Some of these products also contain lye and harsh chemicals that can burn the scalp, which is not only painful in and of itself but opens the door for more of the chemicals to get inside the body and wreak havoc. These chemicals are designed to break down chemical bonds in the hair, so it's not surprising that they would cause breakdowns anywhere else they contact.

Even lipsticks, concealers, and foundations formulated for women of color score more poorly than those designed for white women. For example, some of the redder lipsticks have been shown to be high in mercury. The researchers encourage consumers to check their favorite products on the EWG's database (www.ewg.org/skindeep), which currently has ratings for over 70,000 products. This is a good place to start when looking for cosmetics and hair care products that truly enhance your beauty rather than harm you. Plus, consumer spending can significantly influence the choices of manufacturers to make safer products in the future.

And of course, I highly recommend the Système 41 skincare line. It's safe and effective for women of all skin tones.

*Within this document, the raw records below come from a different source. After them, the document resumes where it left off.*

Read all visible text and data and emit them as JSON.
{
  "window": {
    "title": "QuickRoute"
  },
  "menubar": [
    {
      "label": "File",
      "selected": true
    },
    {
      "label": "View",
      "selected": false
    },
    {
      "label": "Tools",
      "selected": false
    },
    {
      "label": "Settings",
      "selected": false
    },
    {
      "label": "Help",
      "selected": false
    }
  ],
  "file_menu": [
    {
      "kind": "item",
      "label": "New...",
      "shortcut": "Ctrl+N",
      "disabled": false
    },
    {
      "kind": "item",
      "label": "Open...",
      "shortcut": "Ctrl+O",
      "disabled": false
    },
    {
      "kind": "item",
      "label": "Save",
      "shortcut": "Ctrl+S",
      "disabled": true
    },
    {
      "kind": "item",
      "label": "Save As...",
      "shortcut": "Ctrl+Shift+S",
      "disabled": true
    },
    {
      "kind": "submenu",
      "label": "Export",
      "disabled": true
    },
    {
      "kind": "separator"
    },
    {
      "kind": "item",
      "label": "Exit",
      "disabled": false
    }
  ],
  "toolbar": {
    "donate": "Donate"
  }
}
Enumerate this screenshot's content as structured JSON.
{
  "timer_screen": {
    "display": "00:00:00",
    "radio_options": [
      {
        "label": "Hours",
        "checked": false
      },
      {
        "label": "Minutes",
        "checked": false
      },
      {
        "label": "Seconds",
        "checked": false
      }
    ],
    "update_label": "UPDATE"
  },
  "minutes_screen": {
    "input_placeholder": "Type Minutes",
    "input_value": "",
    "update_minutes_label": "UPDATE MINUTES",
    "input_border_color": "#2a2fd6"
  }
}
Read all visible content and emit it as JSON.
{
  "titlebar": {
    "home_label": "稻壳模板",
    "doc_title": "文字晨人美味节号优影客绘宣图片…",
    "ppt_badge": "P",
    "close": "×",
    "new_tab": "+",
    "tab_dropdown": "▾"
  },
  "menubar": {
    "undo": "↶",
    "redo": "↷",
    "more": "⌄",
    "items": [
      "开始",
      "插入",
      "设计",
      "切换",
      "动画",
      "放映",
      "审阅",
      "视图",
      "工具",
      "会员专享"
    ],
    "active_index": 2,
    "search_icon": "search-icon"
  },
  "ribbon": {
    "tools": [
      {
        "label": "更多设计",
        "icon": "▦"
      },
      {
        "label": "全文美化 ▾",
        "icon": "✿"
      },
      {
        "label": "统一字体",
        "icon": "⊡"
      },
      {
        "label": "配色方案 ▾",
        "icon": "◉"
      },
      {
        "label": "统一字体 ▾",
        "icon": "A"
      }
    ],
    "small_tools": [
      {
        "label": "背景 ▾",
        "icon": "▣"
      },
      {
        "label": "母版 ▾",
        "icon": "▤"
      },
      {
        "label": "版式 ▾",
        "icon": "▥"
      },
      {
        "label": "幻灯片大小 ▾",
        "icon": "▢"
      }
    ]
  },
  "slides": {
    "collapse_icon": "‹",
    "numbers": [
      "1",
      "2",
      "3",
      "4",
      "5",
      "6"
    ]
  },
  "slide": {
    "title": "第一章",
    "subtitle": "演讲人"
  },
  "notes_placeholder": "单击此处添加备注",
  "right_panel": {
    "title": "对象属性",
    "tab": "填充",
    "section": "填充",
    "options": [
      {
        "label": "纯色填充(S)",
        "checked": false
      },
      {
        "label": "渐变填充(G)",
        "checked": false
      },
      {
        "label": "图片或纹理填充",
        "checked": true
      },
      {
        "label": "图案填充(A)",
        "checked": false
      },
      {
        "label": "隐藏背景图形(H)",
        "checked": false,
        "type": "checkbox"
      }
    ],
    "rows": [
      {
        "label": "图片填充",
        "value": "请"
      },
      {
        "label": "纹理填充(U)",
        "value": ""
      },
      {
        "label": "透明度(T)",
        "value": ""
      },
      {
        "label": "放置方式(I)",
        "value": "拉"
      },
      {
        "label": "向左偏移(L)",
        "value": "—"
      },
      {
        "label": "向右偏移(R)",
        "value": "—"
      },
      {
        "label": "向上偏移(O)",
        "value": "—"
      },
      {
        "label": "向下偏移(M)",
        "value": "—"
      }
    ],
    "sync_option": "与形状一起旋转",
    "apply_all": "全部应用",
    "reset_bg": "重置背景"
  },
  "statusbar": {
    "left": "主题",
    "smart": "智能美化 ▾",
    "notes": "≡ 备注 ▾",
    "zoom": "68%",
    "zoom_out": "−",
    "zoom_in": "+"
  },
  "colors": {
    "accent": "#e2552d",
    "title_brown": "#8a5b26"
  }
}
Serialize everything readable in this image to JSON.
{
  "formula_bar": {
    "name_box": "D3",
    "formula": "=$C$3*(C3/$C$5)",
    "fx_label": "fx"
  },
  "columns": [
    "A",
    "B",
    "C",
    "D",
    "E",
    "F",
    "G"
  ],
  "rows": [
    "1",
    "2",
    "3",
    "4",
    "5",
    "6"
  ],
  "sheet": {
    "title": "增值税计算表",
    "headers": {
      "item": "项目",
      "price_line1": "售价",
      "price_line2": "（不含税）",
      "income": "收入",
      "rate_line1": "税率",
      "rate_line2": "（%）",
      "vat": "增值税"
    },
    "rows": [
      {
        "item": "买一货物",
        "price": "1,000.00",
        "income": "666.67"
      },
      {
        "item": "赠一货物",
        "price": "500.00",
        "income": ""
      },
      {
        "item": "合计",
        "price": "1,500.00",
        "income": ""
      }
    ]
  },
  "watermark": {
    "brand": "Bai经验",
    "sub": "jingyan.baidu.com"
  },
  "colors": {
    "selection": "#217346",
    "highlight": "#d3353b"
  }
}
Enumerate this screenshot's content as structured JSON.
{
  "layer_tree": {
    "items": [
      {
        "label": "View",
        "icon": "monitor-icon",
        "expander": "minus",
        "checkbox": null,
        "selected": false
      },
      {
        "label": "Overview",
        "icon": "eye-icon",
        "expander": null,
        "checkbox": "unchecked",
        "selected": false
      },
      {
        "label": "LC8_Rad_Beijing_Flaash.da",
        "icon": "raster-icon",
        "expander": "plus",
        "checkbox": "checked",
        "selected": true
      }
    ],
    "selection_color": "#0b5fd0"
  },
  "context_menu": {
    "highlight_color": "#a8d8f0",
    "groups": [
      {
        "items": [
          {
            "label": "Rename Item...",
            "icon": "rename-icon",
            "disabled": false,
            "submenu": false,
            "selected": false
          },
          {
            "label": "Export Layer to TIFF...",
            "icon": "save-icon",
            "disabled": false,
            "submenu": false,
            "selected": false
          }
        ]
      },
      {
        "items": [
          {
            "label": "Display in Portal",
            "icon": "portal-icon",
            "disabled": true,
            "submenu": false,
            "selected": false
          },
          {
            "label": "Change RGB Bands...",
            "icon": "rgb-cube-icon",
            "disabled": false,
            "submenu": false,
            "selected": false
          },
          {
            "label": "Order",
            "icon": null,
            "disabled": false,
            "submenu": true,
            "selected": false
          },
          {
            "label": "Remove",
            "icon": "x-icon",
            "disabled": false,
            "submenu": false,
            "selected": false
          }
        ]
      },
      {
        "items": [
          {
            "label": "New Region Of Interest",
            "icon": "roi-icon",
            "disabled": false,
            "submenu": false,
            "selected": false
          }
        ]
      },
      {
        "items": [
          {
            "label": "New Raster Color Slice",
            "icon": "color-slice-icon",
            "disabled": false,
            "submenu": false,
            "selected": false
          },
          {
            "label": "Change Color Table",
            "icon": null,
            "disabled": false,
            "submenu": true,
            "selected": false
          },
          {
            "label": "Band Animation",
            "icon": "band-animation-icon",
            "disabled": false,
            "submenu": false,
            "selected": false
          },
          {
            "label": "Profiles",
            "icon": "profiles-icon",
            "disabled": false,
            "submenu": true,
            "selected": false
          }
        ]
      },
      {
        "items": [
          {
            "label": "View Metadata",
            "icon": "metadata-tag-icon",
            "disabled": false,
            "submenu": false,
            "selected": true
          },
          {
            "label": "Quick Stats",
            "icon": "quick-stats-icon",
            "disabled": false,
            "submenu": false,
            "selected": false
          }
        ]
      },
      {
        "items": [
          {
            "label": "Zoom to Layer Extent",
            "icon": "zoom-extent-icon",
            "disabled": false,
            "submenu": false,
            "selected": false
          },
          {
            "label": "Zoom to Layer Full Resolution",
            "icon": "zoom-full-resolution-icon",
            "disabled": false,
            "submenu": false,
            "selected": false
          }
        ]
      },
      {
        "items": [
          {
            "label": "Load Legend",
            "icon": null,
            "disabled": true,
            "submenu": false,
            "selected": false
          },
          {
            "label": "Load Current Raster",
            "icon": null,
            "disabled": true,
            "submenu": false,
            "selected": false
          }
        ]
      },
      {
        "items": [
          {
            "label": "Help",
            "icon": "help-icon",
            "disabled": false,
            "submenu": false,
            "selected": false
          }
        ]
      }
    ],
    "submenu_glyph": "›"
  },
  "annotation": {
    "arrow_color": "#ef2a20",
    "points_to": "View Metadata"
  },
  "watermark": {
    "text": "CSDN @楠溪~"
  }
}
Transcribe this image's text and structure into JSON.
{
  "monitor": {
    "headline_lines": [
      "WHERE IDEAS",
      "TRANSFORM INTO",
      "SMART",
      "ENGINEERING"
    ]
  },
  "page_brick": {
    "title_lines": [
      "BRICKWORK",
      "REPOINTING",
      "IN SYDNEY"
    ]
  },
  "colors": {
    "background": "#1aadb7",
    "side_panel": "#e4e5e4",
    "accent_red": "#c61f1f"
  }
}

To your health, naturally,

 







Source:

https://www.ncbi.nlm.nih.gov/pubmedhealth/PMH0024868/